[[ PROVIDED RECORDS open ]]
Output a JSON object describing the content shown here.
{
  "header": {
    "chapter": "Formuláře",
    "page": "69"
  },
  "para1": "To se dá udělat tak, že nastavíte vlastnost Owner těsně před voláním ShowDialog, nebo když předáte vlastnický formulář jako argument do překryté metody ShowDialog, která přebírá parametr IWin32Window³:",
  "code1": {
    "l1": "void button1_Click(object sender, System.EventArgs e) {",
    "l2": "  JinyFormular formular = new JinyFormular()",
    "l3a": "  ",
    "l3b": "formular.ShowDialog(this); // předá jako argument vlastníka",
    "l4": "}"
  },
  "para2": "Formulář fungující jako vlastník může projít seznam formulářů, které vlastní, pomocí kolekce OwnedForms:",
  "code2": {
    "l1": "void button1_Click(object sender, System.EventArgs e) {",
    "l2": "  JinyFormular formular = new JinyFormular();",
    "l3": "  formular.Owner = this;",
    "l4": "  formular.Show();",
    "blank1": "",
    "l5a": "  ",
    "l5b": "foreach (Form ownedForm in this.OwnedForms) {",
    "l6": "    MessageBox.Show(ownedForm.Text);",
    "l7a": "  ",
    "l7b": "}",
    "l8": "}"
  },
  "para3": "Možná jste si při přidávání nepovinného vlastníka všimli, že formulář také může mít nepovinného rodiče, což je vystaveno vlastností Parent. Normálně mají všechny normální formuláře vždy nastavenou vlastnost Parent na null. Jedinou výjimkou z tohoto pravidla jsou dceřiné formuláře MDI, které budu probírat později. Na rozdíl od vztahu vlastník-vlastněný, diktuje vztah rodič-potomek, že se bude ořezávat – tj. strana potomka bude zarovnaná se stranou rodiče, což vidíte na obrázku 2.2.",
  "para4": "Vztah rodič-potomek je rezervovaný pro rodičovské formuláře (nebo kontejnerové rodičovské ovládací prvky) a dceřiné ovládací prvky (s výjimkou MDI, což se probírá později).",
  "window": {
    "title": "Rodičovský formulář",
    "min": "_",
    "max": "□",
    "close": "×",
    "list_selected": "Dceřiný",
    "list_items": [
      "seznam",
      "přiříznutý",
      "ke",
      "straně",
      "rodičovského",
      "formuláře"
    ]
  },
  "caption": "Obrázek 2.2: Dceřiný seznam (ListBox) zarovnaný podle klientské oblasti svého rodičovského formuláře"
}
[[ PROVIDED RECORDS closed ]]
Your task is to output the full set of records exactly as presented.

ANSWER BOX –
Output a JSON object describing the content shown here.
{
  "header": {
    "chapter": "Formuláře",
    "page": "69"
  },
  "para1": "To se dá udělat tak, že nastavíte vlastnost Owner těsně před voláním ShowDialog, nebo když předáte vlastnický formulář jako argument do překryté metody ShowDialog, která přebírá parametr IWin32Window³:",
  "code1": {
    "l1": "void button1_Click(object sender, System.EventArgs e) {",
    "l2": "  JinyFormular formular = new JinyFormular()",
    "l3a": "  ",
    "l3b": "formular.ShowDialog(this); // předá jako argument vlastníka",
    "l4": "}"
  },
  "para2": "Formulář fungující jako vlastník může projít seznam formulářů, které vlastní, pomocí kolekce OwnedForms:",
  "code2": {
    "l1": "void button1_Click(object sender, System.EventArgs e) {",
    "l2": "  JinyFormular formular = new JinyFormular();",
    "l3": "  formular.Owner = this;",
    "l4": "  formular.Show();",
    "blank1": "",
    "l5a": "  ",
    "l5b": "foreach (Form ownedForm in this.OwnedForms) {",
    "l6": "    MessageBox.Show(ownedForm.Text);",
    "l7a": "  ",
    "l7b": "}",
    "l8": "}"
  },
  "para3": "Možná jste si při přidávání nepovinného vlastníka všimli, že formulář také může mít nepovinného rodiče, což je vystaveno vlastností Parent. Normálně mají všechny normální formuláře vždy nastavenou vlastnost Parent na null. Jedinou výjimkou z tohoto pravidla jsou dceřiné formuláře MDI, které budu probírat později. Na rozdíl od vztahu vlastník-vlastněný, diktuje vztah rodič-potomek, že se bude ořezávat – tj. strana potomka bude zarovnaná se stranou rodiče, což vidíte na obrázku 2.2.",
  "para4": "Vztah rodič-potomek je rezervovaný pro rodičovské formuláře (nebo kontejnerové rodičovské ovládací prvky) a dceřiné ovládací prvky (s výjimkou MDI, což se probírá později).",
  "window": {
    "title": "Rodičovský formulář",
    "min": "_",
    "max": "□",
    "close": "×",
    "list_selected": "Dceřiný",
    "list_items": [
      "seznam",
      "přiříznutý",
      "ke",
      "straně",
      "rodičovského",
      "formuláře"
    ]
  },
  "caption": "Obrázek 2.2: Dceřiný seznam (ListBox) zarovnaný podle klientské oblasti svého rodičovského formuláře"
}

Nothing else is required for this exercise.